The Kings also scored Donte DiVincenzo, Trey Lyles, and Josh Jackson in a second deal, although possibly DiVincenzo is the only rotation-grade player from that group. Losing Haliburton will hurt, but Sabonis immediately moves the Kings closer to respectability, which may sound backhanded, and in fact is backhanded, but is certainly something that matters to the stewards of that organization. It is entirely within the realm of possibility that before the end of the regular season the Kings will soar as high as the West's eighth or ninth seed, depending upon how bad things get for the Lakers and Clippers. Wow!
San Antonio Spurs

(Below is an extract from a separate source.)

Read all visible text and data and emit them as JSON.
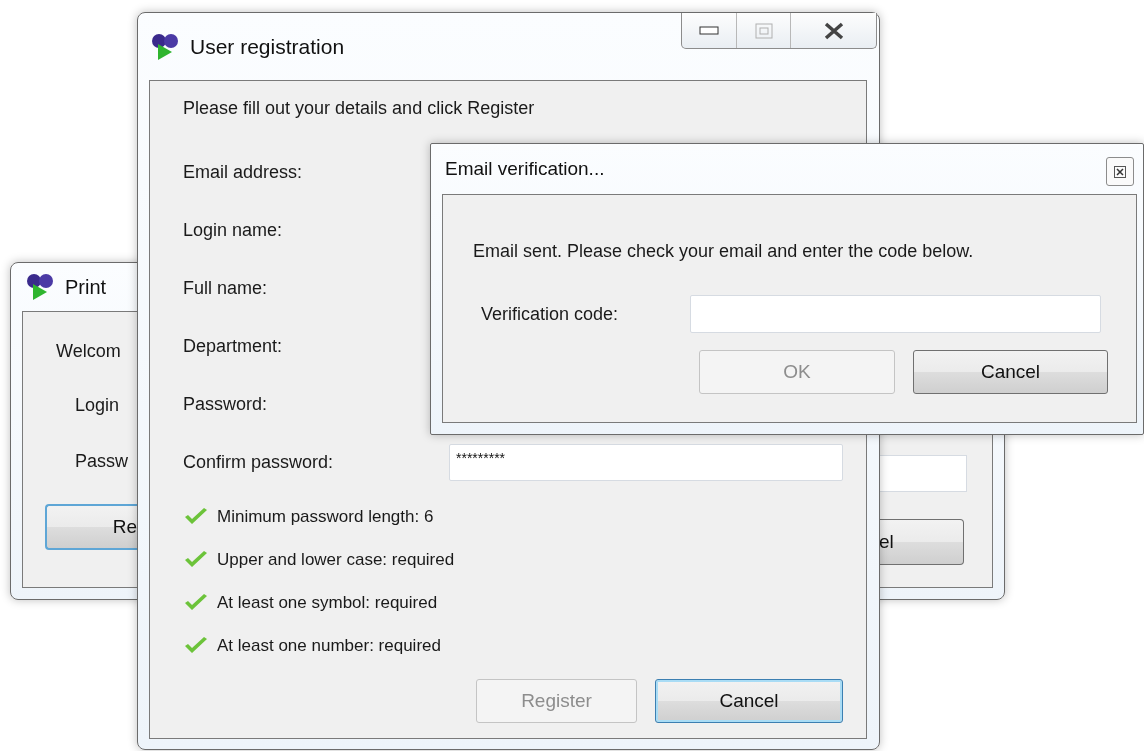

The Spurs are typically not a Deal Zone sort of operation, but they've now been sliding toward irrelevance for a period of years, and sooner or later something would have to give. Thursday they opted for deals, and we are all the richer for it. They picked up a draft pick in a swap with the Blazers; they picked up another couple draft picks for shipping Derrick White to the Celtics; and they picked up yet another draft pick for sending Thaddeus Young to the Raptors. It's not a drastic roster overhaul, but for an organization with a proven aptitude for pulling good and useful players out of every part of the draft, cobbling together a bunch of draft picks is good business.
The Raptors scored Thaddeus Young, who has always been a useful guy to have around for teams in the playoff picture. The Raptors are real damn good, and now they're a little bit better equipped to deal with injuries and so forth. Good job.

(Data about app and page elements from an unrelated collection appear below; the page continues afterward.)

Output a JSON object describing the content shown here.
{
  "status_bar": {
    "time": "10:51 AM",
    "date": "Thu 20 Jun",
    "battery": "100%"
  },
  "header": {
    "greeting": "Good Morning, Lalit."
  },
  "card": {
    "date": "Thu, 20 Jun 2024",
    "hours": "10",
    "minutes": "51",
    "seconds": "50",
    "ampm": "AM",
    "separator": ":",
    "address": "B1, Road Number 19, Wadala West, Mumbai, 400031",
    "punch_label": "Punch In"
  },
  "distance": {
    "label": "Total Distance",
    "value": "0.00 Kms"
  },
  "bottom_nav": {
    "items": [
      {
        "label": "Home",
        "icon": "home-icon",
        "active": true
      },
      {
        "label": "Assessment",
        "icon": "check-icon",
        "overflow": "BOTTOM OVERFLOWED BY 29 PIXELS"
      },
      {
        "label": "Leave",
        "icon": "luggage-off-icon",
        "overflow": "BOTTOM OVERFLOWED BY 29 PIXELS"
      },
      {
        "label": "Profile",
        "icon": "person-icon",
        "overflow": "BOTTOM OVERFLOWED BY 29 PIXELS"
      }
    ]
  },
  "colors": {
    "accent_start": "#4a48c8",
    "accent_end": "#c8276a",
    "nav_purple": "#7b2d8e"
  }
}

The Jazz landed Nickeil Alexander-Walker and Juancho Hernangómez, in exchange for a future second-round draft pick and the out-of-service Joe Ingles. For a team that has disappointed in the playoffs in each of the past five seasons, simply tinkering around the margins with a project like Alexander-Walker seems like a risk! Nevertheless the Jazz are to be commended for charging boldly into the Deal Zone.
Whoa! Things started slowly for the lowly Wizards, with a surrender-y trade of Montrezl Harrell to the Charlotte Hornets in exchange for a couple replacement-grade bozos and a ho-hum future pick, and then a trade with Phoenix for the dreaded cash considerations. And then, whammo!
Unless your team has just made a deadline trade for Kristaps Porzingis, you may never fully appreciate how the phrase "package centered" can be the most terrifying combination of words in the English language. What completely foolhardy thing could the Wizards have done to convince another team that Spencer Dinwiddie, who has been one of the most miserable and most disappointing guys in the entire league this season, should be worth giving up a starting-caliber NBA player? Ship out poor sweet Deni Avdija? Trade away every future draft pick forever? Include the Washington Mystics in the deal?
Davis Bertans?! Dinwiddie and Bertans were two of the worst contracts on Washington's books, and two of the least reliable, least productive players on the entire roster. It's a mark of just how loathed Porzingis was in Dallas that the Mavericks included a future draft pick in this deal. The rejiggered and rejuvenated Wizards, freshly freed from the hell of finding room on the bench for these two sad, terrible basketball men, went out Thursday night and handed Kyrie Irving and the Brooklyn Nets their 10th consecutive loss. Great day! May all future adventures in the Deal Zone be as fruitful.